# WORK TASK:
Every line of the material is to be reproduced verbatim.

<<<<

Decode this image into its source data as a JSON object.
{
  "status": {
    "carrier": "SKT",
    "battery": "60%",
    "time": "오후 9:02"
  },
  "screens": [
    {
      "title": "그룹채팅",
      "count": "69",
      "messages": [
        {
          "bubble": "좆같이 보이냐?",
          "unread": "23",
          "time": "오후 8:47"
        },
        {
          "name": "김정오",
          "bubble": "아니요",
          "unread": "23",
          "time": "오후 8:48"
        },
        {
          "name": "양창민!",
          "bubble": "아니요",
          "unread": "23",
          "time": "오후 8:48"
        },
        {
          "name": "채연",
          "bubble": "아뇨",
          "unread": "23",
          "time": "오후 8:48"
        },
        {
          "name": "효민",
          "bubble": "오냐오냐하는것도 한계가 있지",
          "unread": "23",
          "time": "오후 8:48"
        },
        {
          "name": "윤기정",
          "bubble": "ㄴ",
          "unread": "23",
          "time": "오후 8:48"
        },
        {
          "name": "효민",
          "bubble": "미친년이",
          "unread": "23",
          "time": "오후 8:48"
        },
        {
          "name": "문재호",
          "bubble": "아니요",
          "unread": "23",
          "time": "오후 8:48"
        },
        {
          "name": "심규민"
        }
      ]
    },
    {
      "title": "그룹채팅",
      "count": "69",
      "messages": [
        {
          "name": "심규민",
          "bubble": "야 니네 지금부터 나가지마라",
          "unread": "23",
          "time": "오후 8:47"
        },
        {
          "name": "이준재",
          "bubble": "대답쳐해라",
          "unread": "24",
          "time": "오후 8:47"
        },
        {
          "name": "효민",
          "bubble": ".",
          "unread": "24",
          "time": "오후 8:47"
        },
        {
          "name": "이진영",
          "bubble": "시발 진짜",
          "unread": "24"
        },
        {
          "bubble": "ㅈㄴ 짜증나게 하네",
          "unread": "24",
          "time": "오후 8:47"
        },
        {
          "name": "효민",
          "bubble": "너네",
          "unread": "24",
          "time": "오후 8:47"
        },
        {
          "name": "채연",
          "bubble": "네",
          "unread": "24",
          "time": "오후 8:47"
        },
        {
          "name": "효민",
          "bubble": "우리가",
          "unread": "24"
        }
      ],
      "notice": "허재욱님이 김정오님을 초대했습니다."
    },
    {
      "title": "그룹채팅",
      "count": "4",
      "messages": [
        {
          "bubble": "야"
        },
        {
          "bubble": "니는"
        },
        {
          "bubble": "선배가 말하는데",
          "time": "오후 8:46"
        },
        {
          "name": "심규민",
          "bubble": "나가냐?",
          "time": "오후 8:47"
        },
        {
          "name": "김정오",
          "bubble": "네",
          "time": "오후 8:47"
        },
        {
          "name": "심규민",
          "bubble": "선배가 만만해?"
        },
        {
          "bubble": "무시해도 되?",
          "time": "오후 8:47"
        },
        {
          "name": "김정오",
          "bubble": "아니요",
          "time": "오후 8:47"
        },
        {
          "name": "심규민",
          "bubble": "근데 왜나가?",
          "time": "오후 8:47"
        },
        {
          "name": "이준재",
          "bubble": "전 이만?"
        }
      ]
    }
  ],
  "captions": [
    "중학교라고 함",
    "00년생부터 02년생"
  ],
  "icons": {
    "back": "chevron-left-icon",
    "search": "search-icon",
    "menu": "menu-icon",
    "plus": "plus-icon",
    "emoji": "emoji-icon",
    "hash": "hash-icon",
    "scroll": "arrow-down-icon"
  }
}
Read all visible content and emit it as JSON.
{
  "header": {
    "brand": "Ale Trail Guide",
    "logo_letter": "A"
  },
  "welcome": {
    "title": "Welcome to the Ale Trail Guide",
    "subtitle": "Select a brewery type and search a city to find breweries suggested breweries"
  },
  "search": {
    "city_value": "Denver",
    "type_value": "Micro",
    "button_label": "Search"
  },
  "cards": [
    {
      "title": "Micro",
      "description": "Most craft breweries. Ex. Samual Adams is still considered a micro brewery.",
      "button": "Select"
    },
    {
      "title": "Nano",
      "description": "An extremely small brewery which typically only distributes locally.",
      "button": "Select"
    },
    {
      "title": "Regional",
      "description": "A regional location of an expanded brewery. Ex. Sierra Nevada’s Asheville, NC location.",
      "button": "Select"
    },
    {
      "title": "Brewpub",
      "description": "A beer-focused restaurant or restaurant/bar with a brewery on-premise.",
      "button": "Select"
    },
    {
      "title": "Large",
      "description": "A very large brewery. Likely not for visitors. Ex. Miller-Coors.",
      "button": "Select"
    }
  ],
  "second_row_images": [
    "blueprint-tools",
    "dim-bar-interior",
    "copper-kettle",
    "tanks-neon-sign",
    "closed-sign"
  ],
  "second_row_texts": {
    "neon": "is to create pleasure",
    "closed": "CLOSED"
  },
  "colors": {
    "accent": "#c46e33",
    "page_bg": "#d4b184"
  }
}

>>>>

# RESPONSE TO THE EXERCISE:
Decode this image into its source data as a JSON object.
{
  "status": {
    "carrier": "SKT",
    "battery": "60%",
    "time": "오후 9:02"
  },
  "screens": [
    {
      "title": "그룹채팅",
      "count": "69",
      "messages": [
        {
          "bubble": "좆같이 보이냐?",
          "unread": "23",
          "time": "오후 8:47"
        },
        {
          "name": "김정오",
          "bubble": "아니요",
          "unread": "23",
          "time": "오후 8:48"
        },
        {
          "name": "양창민!",
          "bubble": "아니요",
          "unread": "23",
          "time": "오후 8:48"
        },
        {
          "name": "채연",
          "bubble": "아뇨",
          "unread": "23",
          "time": "오후 8:48"
        },
        {
          "name": "효민",
          "bubble": "오냐오냐하는것도 한계가 있지",
          "unread": "23",
          "time": "오후 8:48"
        },
        {
          "name": "윤기정",
          "bubble": "ㄴ",
          "unread": "23",
          "time": "오후 8:48"
        },
        {
          "name": "효민",
          "bubble": "미친년이",
          "unread": "23",
          "time": "오후 8:48"
        },
        {
          "name": "문재호",
          "bubble": "아니요",
          "unread": "23",
          "time": "오후 8:48"
        },
        {
          "name": "심규민"
        }
      ]
    },
    {
      "title": "그룹채팅",
      "count": "69",
      "messages": [
        {
          "name": "심규민",
          "bubble": "야 니네 지금부터 나가지마라",
          "unread": "23",
          "time": "오후 8:47"
        },
        {
          "name": "이준재",
          "bubble": "대답쳐해라",
          "unread": "24",
          "time": "오후 8:47"
        },
        {
          "name": "효민",
          "bubble": ".",
          "unread": "24",
          "time": "오후 8:47"
        },
        {
          "name": "이진영",
          "bubble": "시발 진짜",
          "unread": "24"
        },
        {
          "bubble": "ㅈㄴ 짜증나게 하네",
          "unread": "24",
          "time": "오후 8:47"
        },
        {
          "name": "효민",
          "bubble": "너네",
          "unread": "24",
          "time": "오후 8:47"
        },
        {
          "name": "채연",
          "bubble": "네",
          "unread": "24",
          "time": "오후 8:47"
        },
        {
          "name": "효민",
          "bubble": "우리가",
          "unread": "24"
        }
      ],
      "notice": "허재욱님이 김정오님을 초대했습니다."
    },
    {
      "title": "그룹채팅",
      "count": "4",
      "messages": [
        {
          "bubble": "야"
        },
        {
          "bubble": "니는"
        },
        {
          "bubble": "선배가 말하는데",
          "time": "오후 8:46"
        },
        {
          "name": "심규민",
          "bubble": "나가냐?",
          "time": "오후 8:47"
        },
        {
          "name": "김정오",
          "bubble": "네",
          "time": "오후 8:47"
        },
        {
          "name": "심규민",
          "bubble": "선배가 만만해?"
        },
        {
          "bubble": "무시해도 되?",
          "time": "오후 8:47"
        },
        {
          "name": "김정오",
          "bubble": "아니요",
          "time": "오후 8:47"
        },
        {
          "name": "심규민",
          "bubble": "근데 왜나가?",
          "time": "오후 8:47"
        },
        {
          "name": "이준재",
          "bubble": "전 이만?"
        }
      ]
    }
  ],
  "captions": [
    "중학교라고 함",
    "00년생부터 02년생"
  ],
  "icons": {
    "back": "chevron-left-icon",
    "search": "search-icon",
    "menu": "menu-icon",
    "plus": "plus-icon",
    "emoji": "emoji-icon",
    "hash": "hash-icon",
    "scroll": "arrow-down-icon"
  }
}
Read all visible content and emit it as JSON.
{
  "header": {
    "brand": "Ale Trail Guide",
    "logo_letter": "A"
  },
  "welcome": {
    "title": "Welcome to the Ale Trail Guide",
    "subtitle": "Select a brewery type and search a city to find breweries suggested breweries"
  },
  "search": {
    "city_value": "Denver",
    "type_value": "Micro",
    "button_label": "Search"
  },
  "cards": [
    {
      "title": "Micro",
      "description": "Most craft breweries. Ex. Samual Adams is still considered a micro brewery.",
      "button": "Select"
    },
    {
      "title": "Nano",
      "description": "An extremely small brewery which typically only distributes locally.",
      "button": "Select"
    },
    {
      "title": "Regional",
      "description": "A regional location of an expanded brewery. Ex. Sierra Nevada’s Asheville, NC location.",
      "button": "Select"
    },
    {
      "title": "Brewpub",
      "description": "A beer-focused restaurant or restaurant/bar with a brewery on-premise.",
      "button": "Select"
    },
    {
      "title": "Large",
      "description": "A very large brewery. Likely not for visitors. Ex. Miller-Coors.",
      "button": "Select"
    }
  ],
  "second_row_images": [
    "blueprint-tools",
    "dim-bar-interior",
    "copper-kettle",
    "tanks-neon-sign",
    "closed-sign"
  ],
  "second_row_texts": {
    "neon": "is to create pleasure",
    "closed": "CLOSED"
  },
  "colors": {
    "accent": "#c46e33",
    "page_bg": "#d4b184"
  }
}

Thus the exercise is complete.